He was walking the streets, looking for answers to the growing problem of homelessness in Los Angeles, which he has tried to tackle for the past year.
“I was trying to hear some of their stories and some of their backgrounds and how they got to this position,” Bryant said. “I wanted to know when that switch went off inside of them and they said, ‘I need help; I want to turn my life around.’ It gave me great perspective.”
While Bryant was there he met a 58-year-old man, who has been in and out of the mission for the past year.
“He was extremely articulate and he had a great life and he made a poor choice and ended up on the streets,” Bryant said. “He came to the L.A. Mission weighing 135 pounds and now he’s healthy and his weight is back up. He’s 58 but he’s in better shape than I am. … You get to hear their stories and you get to find out first-hand what’s going on.

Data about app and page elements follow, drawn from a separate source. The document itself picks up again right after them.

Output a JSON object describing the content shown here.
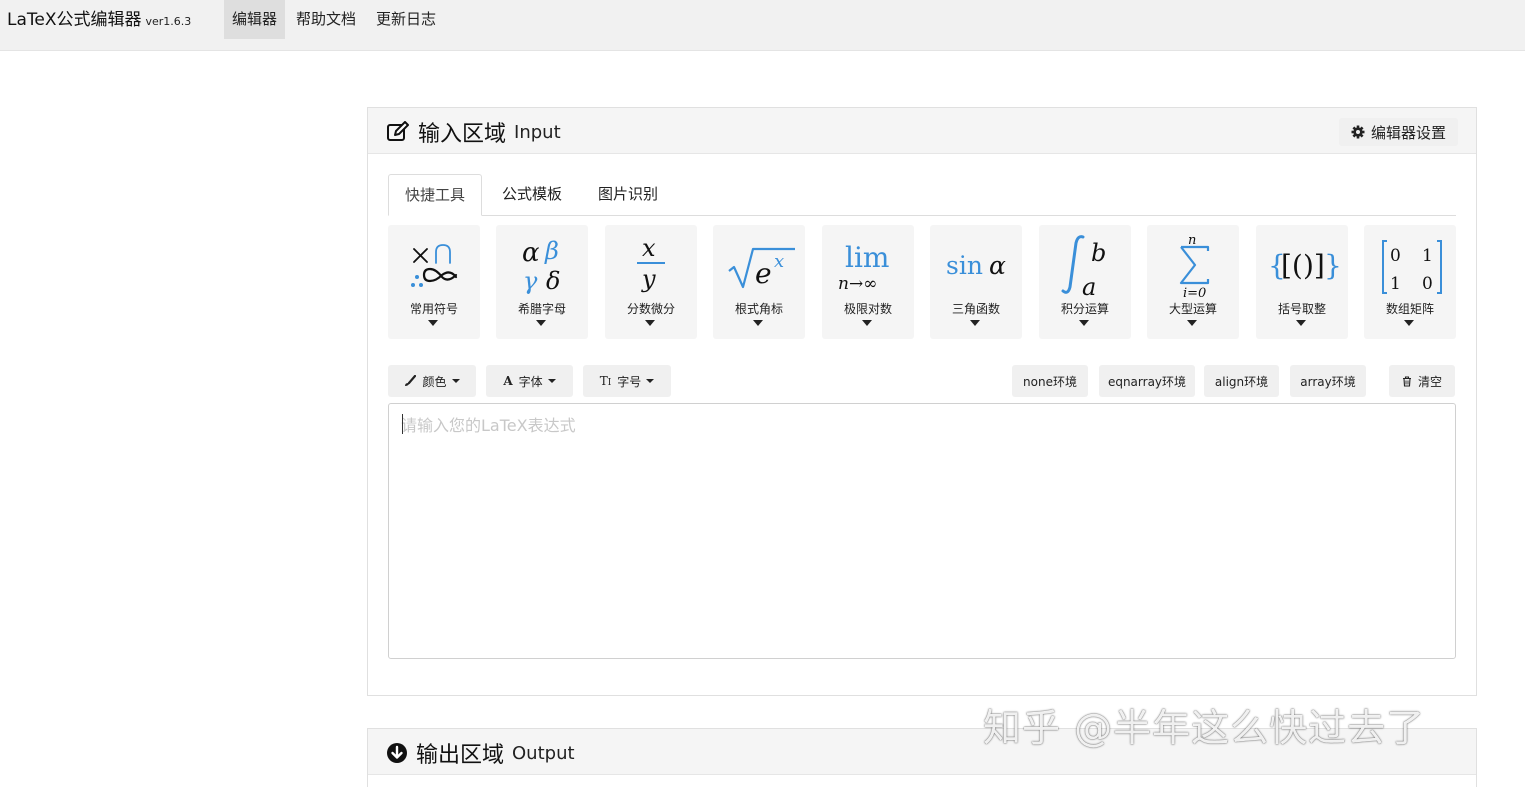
{
  "navbar": {
    "brand": "LaTeX公式编辑器",
    "version": "ver1.6.3",
    "items": [
      {
        "label": "编辑器",
        "active": true
      },
      {
        "label": "帮助文档",
        "active": false
      },
      {
        "label": "更新日志",
        "active": false
      }
    ]
  },
  "input_panel": {
    "title": "输入区域",
    "title_en": "Input",
    "settings_label": "编辑器设置",
    "tabs": [
      "快捷工具",
      "公式模板",
      "图片识别"
    ],
    "tools": [
      {
        "label": "常用符号",
        "icon": "common-symbols"
      },
      {
        "label": "希腊字母",
        "icon": "greek-letters"
      },
      {
        "label": "分数微分",
        "icon": "fraction"
      },
      {
        "label": "根式角标",
        "icon": "radical"
      },
      {
        "label": "极限对数",
        "icon": "limit"
      },
      {
        "label": "三角函数",
        "icon": "trig"
      },
      {
        "label": "积分运算",
        "icon": "integral"
      },
      {
        "label": "大型运算",
        "icon": "big-operator"
      },
      {
        "label": "括号取整",
        "icon": "brackets"
      },
      {
        "label": "数组矩阵",
        "icon": "matrix"
      }
    ],
    "format": {
      "color_label": "颜色",
      "font_label": "字体",
      "size_label": "字号"
    },
    "env": {
      "none": "none环境",
      "eqnarray": "eqnarray环境",
      "align": "align环境",
      "array": "array环境"
    },
    "clear_label": "清空",
    "editor_placeholder": "请输入您的LaTeX表达式"
  },
  "output_panel": {
    "title": "输出区域",
    "title_en": "Output"
  },
  "watermark": "知乎 @半年这么快过去了",
  "colors": {
    "accent_blue": "#3a8fd9",
    "navbar_bg": "#f1f1f1",
    "panel_head_bg": "#f5f5f5"
  }
}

“This issue gets pushed into the backburner because it’s easy to put the blame on those that are homeless and say you made that bad decision and that’s the reason why you are where you are and it’s your fault. We all make mistakes and to just sit back and watch this and to wash your hands of it by saying that’s your fault, that’s not right and it’s not fair.”
On Wednesday Kobe and Vanessa Bryant arrived at My Friend’s Place, a drop-in center for homeless youth in Hollywood, which annually serves about 1,700 individuals between the ages of 12 and 25. They were there to announce the completion of the center’s renovation, which was funded by the Kobe and Vanessa Bryant Family Foundation.
“This isn’t a popular topic or a popular issue,” Bryant said. “It’s one where you have to get your hands dirty a little bit. It’s not something celebrities easily rally around but this is something that we wanted to change. This something we’re all going to have to fight, it’s going to be a long fight but I’m in it for the long haul.”
Bryant recalls seeing homeless people walking the streets outside the Forum at the beginning of his career and more recently at the Staples Center. He admits the epidemic became like white noise for him before he heard chilling statistics about homelessness in Los Angeles last year. According to a 2011 report from the Los Angeles Homeless Services Authority, there are 51,340 homeless people in Los Angeles County on a given day.
“It puts things into perspective,” Bryant said. “At the end of the day there’s only so many interviews you can do and stories you can write. You have to do something that carries more weight and has more significance and purpose to it.
“My career is winding down and at the end of it, I want to look back and said I had a successful career because I won so many championships and scored so many points. There’s something else you have to do with that.”
As Bryant looked around the renovated center, he said realizing he was at the end of his playing career and that he had spent half his life in Los Angeles made him want to make a difference in the city he has called home since he was 17.
“Just getting older and slowing down a little bit and taking a step back, I really wanted accomplish more with my career than just scoring points in basketball and winning championships,” Bryant said. “I wanted to do something more and create significant impact.
“I was talking to my sister about this. We were talking about baseball and she’s a Phillies fan and I’m a Yankees fan and I was telling her that it kind of makes sense for me to become a Dodgers fan. I’ve never been in a city for this long. This is 17 years now. Growing up I spent about two years in a particular city and bounced. I spent four years in Philadelphia and then I came out here and I’ve been here for 17 years. I’ve become a Los Angeles-type of person and it kind of suites me well, I think.”